Weber and the Persistence of Religion: Capitalism, Social Theory, and the Sublime

Weber and the Persistence of Religion examines the peculiar character of modern religious experience and practice in mature capitalist societies. Max Weber was one of the earliest social theorists to show how early Protestantism may have given rise to modern capitalism. But he also showed how the capitalist social formation, once fully elaborated, created an economic and social climate hostile not just to Christianity, but to any religious or spiritual practice that aimed to leave its imprint on public life. In this groundbreaking work, Professor Lough challenges Weber’s still popular treatments of secularization, rationalization, and institutionalization, showing how capitalism gives rise to its own peculiar spiritual and religious forms. These forms share with capitalism a highly problematic relationship to material reality in general and to the human body in particular, helping to explain why contemporary religious practitioners display a special readiness to mortify not only their own flesh, but specially the flesh of those whom they count their enemies. Professor Lough’s Weber study offers a fresh retheorizing for the complex relationship of economy, society, culture and spirituality that provides insights into the often violent shape of spiritual experience in the contemporary world.

A Deadly Silence: Spivak’s Subaltern in Critical Cultural Studies

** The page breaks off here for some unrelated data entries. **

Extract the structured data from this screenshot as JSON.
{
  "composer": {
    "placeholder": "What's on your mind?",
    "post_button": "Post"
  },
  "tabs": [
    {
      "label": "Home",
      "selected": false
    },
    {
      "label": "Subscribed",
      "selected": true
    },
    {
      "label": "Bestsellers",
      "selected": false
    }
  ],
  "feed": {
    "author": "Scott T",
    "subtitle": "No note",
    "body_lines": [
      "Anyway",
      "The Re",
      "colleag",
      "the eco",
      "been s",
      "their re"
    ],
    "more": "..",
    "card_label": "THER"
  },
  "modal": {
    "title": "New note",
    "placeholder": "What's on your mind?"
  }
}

A Deadly Silence explores the inclination of cultural studies scholars to overlook or downplay the social, historical, political and economic composition of their own scholarship and the many ways that their scholarship perpetuates and expands the very forms of domination that it seeks to expose. Taking Gayatri Shakrovorti Spivak’s “Can the Subaltern Speak?” as its point of departure, Professor Lough reviews the ways that contemporary critical cultural studies elide the bodies of those whom their research examines as well as the body of knowledge in general. Lough shows how scholars might recuperate an embodied scholarly practice that promises to be both more analytically and theoretically rigorous and better suited to exposing the very elisions their scholarship is apt to conceal.

Možemo li Živjeti bez Države? Možda. [Can we Live without the State? Perhaps.

2014 J Lough Možemo li Živjeti bez Države [Can we live without the state].pdf

This provocative article is based on a paper Professor Lough delivered at a conference held in Banja Vrućica, Rpublik Srbska, in 2014 that was attended by many members of the Balkan financial and political oligarchy. Its title “Can we Live without the State?” is ironic. It explores the formal conditions under which the “state” as an outside authority might no longer be necessary. It finds these conditions lacking in the Balkans largely on account of the intimate relationship between private enterprise and public institutions. Insofar as oligarchic intervention into political and economic institutions introduces exceptional distortions into both economic and political life, the need for strong, independent public institutions in the Balkans is specially overwhelming. Only with strong, independent, and active public institutions might it be possible to live without the state. At least at present in the Balkans, the oligarchy is a de facto state, but one that rules arbitrarily in its own and its clients' private interests.

A Model for Economic Growth in Bosnia and Herzegovina

2014 J Lough A Model for Economic Growth in Bosnia and Herzegovina.pdf

This article is based on a paper Professor Lough delivered at a converence held in Tuzla, Bosnia and Herzegovina, in 2013 to a gathering of economists and business leaders eager to grasp how the transition to free market capitalism had failed Bosnia and Herzegovina. Using the rigorous economic modeling suggested in Robert Lucas Jr’s Lectures on Economic Growth, Professor Lough seeks to identify a roughly quantify a variable that accounts for the lack of foreign investment in Bosnia and Herzegovina. Wages in BiH are somewhere between 10% and 15% of the average wages in the Eurozone. This should serve as an incentive to foreign investors eager to take advantage of the wage differential. And, yet, so little can foreign investors rely upon the rule of law in BiH and so costly are the rents they must pay to do business that the 85-90% gains they might enjoy from the wage differential disappear. The solution is for the European community and indigenous educated bourgeoisie to work to create strong, independent public institutions empowered to enforce basic commercial law and financially punish those oligarchs who take advantage of rent-seeking opportunities to dampen the investment climate.

© Joseph Lough 2016